The last post asked if you have a “Jericho” in your life; referring to a blessing you believe God wants to give you, but you feel unable to achieve on your own. And it explained how God delivered Jericho into Joshua’s hand. Check it out to catch up if you haven’t read it yet.
Here’s how I did my Jericho walk.
Even though I felt God had showed me what to do, I felt a little silly telling anyone about it. And was afraid of what people might think of what seemed like a crazy idea.
For my battle, I believe God directed to walk this lake near my home. And not alone, He brought women to walk with me, walking for their own Jerichos.
The plan was to walk once around the lake at sunrise for six days. And then seven times on the seventh day.
The day had come. A friend brought her Bible and held it out in front of the group as we walked in silence. It seemed appropriate as the Israelites had the priests with the Arc of the Covenant at the head of their line.
It gave me chills. I felt part of something larger than myself. It even seemed there was a connection to obedient believers from long ago, stretching back across time.
That day was an easy enough task, but we felt like we were truly a part of something amazing. At the end of the lap, one cried, one read a scripture, and we all hugged. They were each walking for their own Jericho. And it was remarkable!
Each day, we steadfastly walked on, holding our Bibles to our chests or in our arms, stepping silently, sensing God at work. Each day, at the beginning or at the end of our lap, we shared and prayed.
Words of support, phone calls and emails came in from friends saying they were praying for us in our walk. We were so encouraged. None of us felt silly anymore. We walked with a purpose and a passion, on a mission.
On the seventh day, we had calculated sunrise to be 6:41 am. God’s timing had allowed that it was late into Fall. The week before, we had shifted out of Daylight Savings Time, making it an even later sunrise. For a night owl like me, this was just another example of God’s grace at work. We locked our cars, bundled up, and headed out in the soft, subdued light of daybreak.
As we began to walk, our paces spread us out. We weren’t far apart, but it was clear I wouldn’t be at the head of the line. Thoughts of whether I could catch up by the end began to dissolve into fears of whether I would even be able to finish at all.
It was as if God could hear my thoughts and I could hear Him saying to me, “Go at your own pace. Take breaths! Just be with me.”
By the third lap the sun was beginning to rise. It was uplifting and I was having a real conversation with God as I continued to walk.
Nearing the end of my fifth lap, even with the exuberance I felt, my legs were giving out. And then I heard the sound of the Shofar! A friend had brought it and sounded it when she finished her walk. With my legs feeling weak but my heart feeling strong, I made it to the last lap.
I felt God was with me, coaching me, and moving me little by little around the lake till the end was almost in sight.
I was plodding along pretty slowly when to my surprise, one of my walking friends came to meet me. With a big smile on her face, she met me, turned, and matched my gait to walk the last bit with me.

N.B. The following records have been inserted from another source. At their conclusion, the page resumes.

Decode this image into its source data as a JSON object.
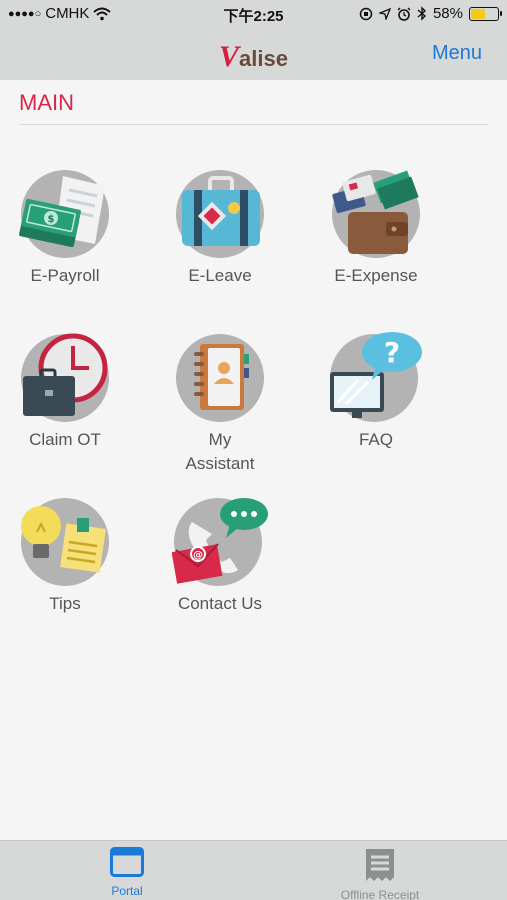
{
  "status_bar": {
    "signal_dots": "●●●●○",
    "carrier": "CMHK",
    "time": "下午2:25",
    "battery_percent": "58%",
    "battery_level": 0.58,
    "icons": [
      "wifi-icon",
      "orientation-lock-icon",
      "location-icon",
      "alarm-icon",
      "bluetooth-icon",
      "battery-icon"
    ]
  },
  "header": {
    "logo_v": "V",
    "logo_rest": "alise",
    "menu_label": "Menu"
  },
  "main": {
    "section_title": "MAIN",
    "tiles": [
      {
        "label": "E-Payroll",
        "icon": "payroll-icon"
      },
      {
        "label": "E-Leave",
        "icon": "suitcase-icon"
      },
      {
        "label": "E-Expense",
        "icon": "wallet-icon"
      },
      {
        "label": "Claim OT",
        "icon": "clock-briefcase-icon"
      },
      {
        "label_line1": "My",
        "label_line2": "Assistant",
        "icon": "address-book-icon"
      },
      {
        "label": "FAQ",
        "icon": "monitor-question-icon"
      },
      {
        "label": "Tips",
        "icon": "lightbulb-note-icon"
      },
      {
        "label": "Contact Us",
        "icon": "phone-mail-icon"
      }
    ]
  },
  "tab_bar": {
    "tabs": [
      {
        "label": "Portal",
        "icon": "portal-icon",
        "active": true
      },
      {
        "label": "Offline Receipt",
        "icon": "receipt-icon",
        "active": false
      }
    ],
    "active_color": "#1b7ad8",
    "inactive_color": "#8d8f8f"
  },
  "colors": {
    "accent": "#d8294a",
    "link": "#1b7ad8",
    "bar_background": "#d7d9d9"
  }
}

She had already finished her seven laps with the others, but had stayed. Even though we didn’t speak, her presence made my step lighter and helped me press on.
When we rounded the final turn I gave my loud shout. We hugged and praised God. It felt amazing to finish the walk around my Jericho!
I don’t know how far it was for the Israelites to walk around the city of Jericho, but they must have been in great shape to have had the energy to “go up and take possession of the city” after the wall fell. All I wanted to do was rest! Yet the feeling of victory was undeniable.
I knew in my heart that the wall had fallen. And I could claim the victory that God had given me.
I took key chains that had little tennis shoes on them to pass out to all the women as a reminder of our Jericho Walk.
In the days that followed there was a new openness in a significant relationship.
What is your Jericho?
Where will you walk?
When will you start?
What will you shout?